If there’s one aspect of the new iPhones that is of least interest to most people, us included, is 5G. Apple clearly thinks otherwise, dedicating most of its marketing and keynote time to this feature that most people can’t even use.
However, even though 5G will be available on all new iPhone models across the world, it seems the mmWave connectivity is being reserved only for phones in the US. This is likely why Apple was promoting Verizon’s network during the keynote, as Verizon has the widest mmWave network in the US and also offers 5G exclusively on the mmWave band.
Also, contrary to other smartphones, there is no price difference between the Verizon and other carrier options for the mmWave versions. Android phones generally tend to cost more for the mmWave enabled Verizon version.
While widespread 5G adoption will likely be a thing someday, consistent and reliable mmWave connectivity is only a pipedream for now. Even the more vanilla flavors of 5G aren’t yet launched in most countries around the world and they aren’t even significantly faster than LTE.
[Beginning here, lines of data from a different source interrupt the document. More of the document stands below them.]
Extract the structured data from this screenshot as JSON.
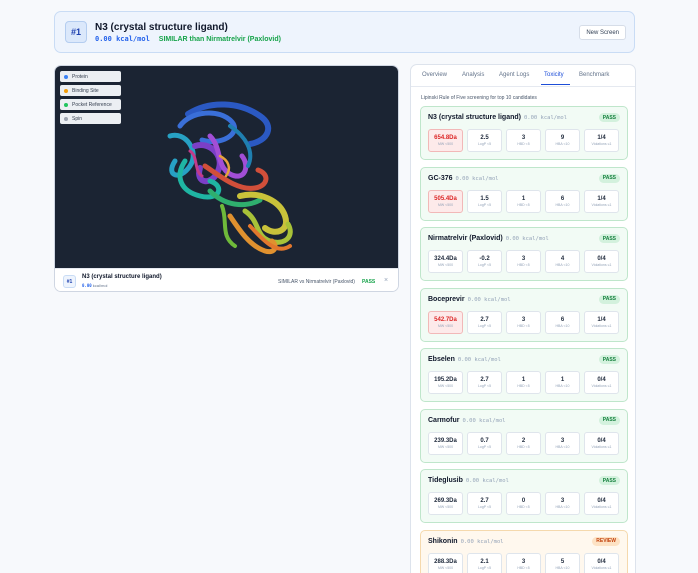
{
  "header": {
    "rank": "#1",
    "title": "N3 (crystal structure ligand)",
    "energy": "0.00 kcal/mol",
    "similarity": "SIMILAR than Nirmatrelvir (Paxlovid)",
    "new_screen_label": "New Screen"
  },
  "viewer": {
    "controls": [
      {
        "label": "Protein",
        "color": "#3b82f6"
      },
      {
        "label": "Binding Site",
        "color": "#f59e0b"
      },
      {
        "label": "Pocket Reference",
        "color": "#22c55e"
      },
      {
        "label": "Spin",
        "color": "#9ca3af"
      }
    ],
    "footer": {
      "rank": "#1",
      "title": "N3 (crystal structure ligand)",
      "energy_value": "0.00",
      "energy_unit": "kcal/mol",
      "similarity": "SIMILAR vs Nirmatrelvir (Paxlovid)",
      "status": "PASS",
      "close": "×"
    }
  },
  "tabs": [
    {
      "label": "Overview",
      "active": false
    },
    {
      "label": "Analysis",
      "active": false
    },
    {
      "label": "Agent Logs",
      "active": false
    },
    {
      "label": "Toxicity",
      "active": true
    },
    {
      "label": "Benchmark",
      "active": false
    }
  ],
  "toxicity": {
    "note": "Lipinski Rule of Five screening for top 10 candidates",
    "metric_labels": [
      "MW <500",
      "LogP <5",
      "HBD <5",
      "HBA <10",
      "Violations ≤1"
    ],
    "candidates": [
      {
        "name": "N3 (crystal structure ligand)",
        "energy": "0.00 kcal/mol",
        "status": "PASS",
        "mw": "654.8Da",
        "logp": "2.5",
        "hbd": "3",
        "hba": "9",
        "violations": "1/4",
        "mw_bad": true
      },
      {
        "name": "GC-376",
        "energy": "0.00 kcal/mol",
        "status": "PASS",
        "mw": "505.4Da",
        "logp": "1.5",
        "hbd": "1",
        "hba": "6",
        "violations": "1/4",
        "mw_bad": true
      },
      {
        "name": "Nirmatrelvir (Paxlovid)",
        "energy": "0.00 kcal/mol",
        "status": "PASS",
        "mw": "324.4Da",
        "logp": "-0.2",
        "hbd": "3",
        "hba": "4",
        "violations": "0/4",
        "mw_bad": false
      },
      {
        "name": "Boceprevir",
        "energy": "0.00 kcal/mol",
        "status": "PASS",
        "mw": "542.7Da",
        "logp": "2.7",
        "hbd": "3",
        "hba": "6",
        "violations": "1/4",
        "mw_bad": true
      },
      {
        "name": "Ebselen",
        "energy": "0.00 kcal/mol",
        "status": "PASS",
        "mw": "195.2Da",
        "logp": "2.7",
        "hbd": "1",
        "hba": "1",
        "violations": "0/4",
        "mw_bad": false
      },
      {
        "name": "Carmofur",
        "energy": "0.00 kcal/mol",
        "status": "PASS",
        "mw": "239.3Da",
        "logp": "0.7",
        "hbd": "2",
        "hba": "3",
        "violations": "0/4",
        "mw_bad": false
      },
      {
        "name": "Tideglusib",
        "energy": "0.00 kcal/mol",
        "status": "PASS",
        "mw": "269.3Da",
        "logp": "2.7",
        "hbd": "0",
        "hba": "3",
        "violations": "0/4",
        "mw_bad": false
      },
      {
        "name": "Shikonin",
        "energy": "0.00 kcal/mol",
        "status": "REVIEW",
        "mw": "288.3Da",
        "logp": "2.1",
        "hbd": "3",
        "hba": "5",
        "violations": "0/4",
        "mw_bad": false
      }
    ]
  }
}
This means, at this point and also for the foreseeable future, there is no real reason for consumers to invest in 5G devices if their existing devices work fine. While Apple has done better than others, making sure their 5G models don’t cost any more than the 4G models and also updating the entire software stack to take advantage of the faster speeds, including when not to use them, it’s still a largely useless feature until carrier adoption increases greatly.